- _The task_:
Write out all of the entries below word for word.

Items from a data source:
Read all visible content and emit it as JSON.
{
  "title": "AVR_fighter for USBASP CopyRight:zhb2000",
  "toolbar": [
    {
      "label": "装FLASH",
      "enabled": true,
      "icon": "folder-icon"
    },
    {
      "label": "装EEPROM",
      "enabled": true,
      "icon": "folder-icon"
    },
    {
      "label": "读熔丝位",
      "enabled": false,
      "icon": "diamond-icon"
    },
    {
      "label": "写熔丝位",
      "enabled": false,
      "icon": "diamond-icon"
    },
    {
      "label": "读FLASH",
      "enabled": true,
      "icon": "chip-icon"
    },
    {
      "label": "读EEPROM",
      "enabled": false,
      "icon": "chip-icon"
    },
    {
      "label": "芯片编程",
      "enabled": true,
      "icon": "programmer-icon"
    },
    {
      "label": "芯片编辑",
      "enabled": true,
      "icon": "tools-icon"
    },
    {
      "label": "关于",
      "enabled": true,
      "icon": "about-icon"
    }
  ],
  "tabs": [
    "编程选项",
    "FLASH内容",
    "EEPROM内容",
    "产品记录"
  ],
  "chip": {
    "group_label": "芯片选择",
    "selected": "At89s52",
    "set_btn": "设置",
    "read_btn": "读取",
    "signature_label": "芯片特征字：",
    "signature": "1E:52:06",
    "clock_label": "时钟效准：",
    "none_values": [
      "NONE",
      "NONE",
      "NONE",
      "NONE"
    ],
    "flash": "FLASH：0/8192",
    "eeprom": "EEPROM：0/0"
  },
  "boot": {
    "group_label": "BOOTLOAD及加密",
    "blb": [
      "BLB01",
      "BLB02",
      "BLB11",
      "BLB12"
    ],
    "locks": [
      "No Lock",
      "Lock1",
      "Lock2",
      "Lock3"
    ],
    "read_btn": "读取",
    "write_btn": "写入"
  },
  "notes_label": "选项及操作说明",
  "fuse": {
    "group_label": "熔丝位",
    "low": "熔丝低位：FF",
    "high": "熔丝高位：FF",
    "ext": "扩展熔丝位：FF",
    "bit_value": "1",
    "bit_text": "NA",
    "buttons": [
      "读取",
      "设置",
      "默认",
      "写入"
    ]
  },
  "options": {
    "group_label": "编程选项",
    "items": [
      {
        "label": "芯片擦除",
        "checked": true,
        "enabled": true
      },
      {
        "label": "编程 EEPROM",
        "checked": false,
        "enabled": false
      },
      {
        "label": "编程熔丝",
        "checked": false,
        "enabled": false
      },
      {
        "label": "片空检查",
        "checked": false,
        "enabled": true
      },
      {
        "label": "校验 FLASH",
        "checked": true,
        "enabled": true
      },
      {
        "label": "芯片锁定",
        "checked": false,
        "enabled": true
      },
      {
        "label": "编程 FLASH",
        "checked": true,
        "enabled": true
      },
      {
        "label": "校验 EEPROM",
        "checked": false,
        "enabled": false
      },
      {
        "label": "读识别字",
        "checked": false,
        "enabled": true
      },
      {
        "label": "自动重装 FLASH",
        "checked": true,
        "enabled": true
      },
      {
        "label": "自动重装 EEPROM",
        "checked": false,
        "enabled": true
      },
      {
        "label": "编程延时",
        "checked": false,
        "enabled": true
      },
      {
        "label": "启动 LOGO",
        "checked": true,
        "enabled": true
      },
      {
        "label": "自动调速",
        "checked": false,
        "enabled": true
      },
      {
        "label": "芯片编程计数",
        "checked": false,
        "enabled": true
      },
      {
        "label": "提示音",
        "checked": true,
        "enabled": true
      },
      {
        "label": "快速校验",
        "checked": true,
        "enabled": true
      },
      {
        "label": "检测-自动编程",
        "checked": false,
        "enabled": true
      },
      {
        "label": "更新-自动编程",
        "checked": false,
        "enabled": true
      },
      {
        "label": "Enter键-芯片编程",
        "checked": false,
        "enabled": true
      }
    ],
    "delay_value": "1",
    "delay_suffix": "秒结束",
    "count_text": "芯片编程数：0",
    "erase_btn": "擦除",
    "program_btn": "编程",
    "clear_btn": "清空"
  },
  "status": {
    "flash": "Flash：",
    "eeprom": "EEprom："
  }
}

- _Expected answer_:
Read all visible content and emit it as JSON.
{
  "title": "AVR_fighter for USBASP CopyRight:zhb2000",
  "toolbar": [
    {
      "label": "装FLASH",
      "enabled": true,
      "icon": "folder-icon"
    },
    {
      "label": "装EEPROM",
      "enabled": true,
      "icon": "folder-icon"
    },
    {
      "label": "读熔丝位",
      "enabled": false,
      "icon": "diamond-icon"
    },
    {
      "label": "写熔丝位",
      "enabled": false,
      "icon": "diamond-icon"
    },
    {
      "label": "读FLASH",
      "enabled": true,
      "icon": "chip-icon"
    },
    {
      "label": "读EEPROM",
      "enabled": false,
      "icon": "chip-icon"
    },
    {
      "label": "芯片编程",
      "enabled": true,
      "icon": "programmer-icon"
    },
    {
      "label": "芯片编辑",
      "enabled": true,
      "icon": "tools-icon"
    },
    {
      "label": "关于",
      "enabled": true,
      "icon": "about-icon"
    }
  ],
  "tabs": [
    "编程选项",
    "FLASH内容",
    "EEPROM内容",
    "产品记录"
  ],
  "chip": {
    "group_label": "芯片选择",
    "selected": "At89s52",
    "set_btn": "设置",
    "read_btn": "读取",
    "signature_label": "芯片特征字：",
    "signature": "1E:52:06",
    "clock_label": "时钟效准：",
    "none_values": [
      "NONE",
      "NONE",
      "NONE",
      "NONE"
    ],
    "flash": "FLASH：0/8192",
    "eeprom": "EEPROM：0/0"
  },
  "boot": {
    "group_label": "BOOTLOAD及加密",
    "blb": [
      "BLB01",
      "BLB02",
      "BLB11",
      "BLB12"
    ],
    "locks": [
      "No Lock",
      "Lock1",
      "Lock2",
      "Lock3"
    ],
    "read_btn": "读取",
    "write_btn": "写入"
  },
  "notes_label": "选项及操作说明",
  "fuse": {
    "group_label": "熔丝位",
    "low": "熔丝低位：FF",
    "high": "熔丝高位：FF",
    "ext": "扩展熔丝位：FF",
    "bit_value": "1",
    "bit_text": "NA",
    "buttons": [
      "读取",
      "设置",
      "默认",
      "写入"
    ]
  },
  "options": {
    "group_label": "编程选项",
    "items": [
      {
        "label": "芯片擦除",
        "checked": true,
        "enabled": true
      },
      {
        "label": "编程 EEPROM",
        "checked": false,
        "enabled": false
      },
      {
        "label": "编程熔丝",
        "checked": false,
        "enabled": false
      },
      {
        "label": "片空检查",
        "checked": false,
        "enabled": true
      },
      {
        "label": "校验 FLASH",
        "checked": true,
        "enabled": true
      },
      {
        "label": "芯片锁定",
        "checked": false,
        "enabled": true
      },
      {
        "label": "编程 FLASH",
        "checked": true,
        "enabled": true
      },
      {
        "label": "校验 EEPROM",
        "checked": false,
        "enabled": false
      },
      {
        "label": "读识别字",
        "checked": false,
        "enabled": true
      },
      {
        "label": "自动重装 FLASH",
        "checked": true,
        "enabled": true
      },
      {
        "label": "自动重装 EEPROM",
        "checked": false,
        "enabled": true
      },
      {
        "label": "编程延时",
        "checked": false,
        "enabled": true
      },
      {
        "label": "启动 LOGO",
        "checked": true,
        "enabled": true
      },
      {
        "label": "自动调速",
        "checked": false,
        "enabled": true
      },
      {
        "label": "芯片编程计数",
        "checked": false,
        "enabled": true
      },
      {
        "label": "提示音",
        "checked": true,
        "enabled": true
      },
      {
        "label": "快速校验",
        "checked": true,
        "enabled": true
      },
      {
        "label": "检测-自动编程",
        "checked": false,
        "enabled": true
      },
      {
        "label": "更新-自动编程",
        "checked": false,
        "enabled": true
      },
      {
        "label": "Enter键-芯片编程",
        "checked": false,
        "enabled": true
      }
    ],
    "delay_value": "1",
    "delay_suffix": "秒结束",
    "count_text": "芯片编程数：0",
    "erase_btn": "擦除",
    "program_btn": "编程",
    "clear_btn": "清空"
  },
  "status": {
    "flash": "Flash：",
    "eeprom": "EEprom："
  }
}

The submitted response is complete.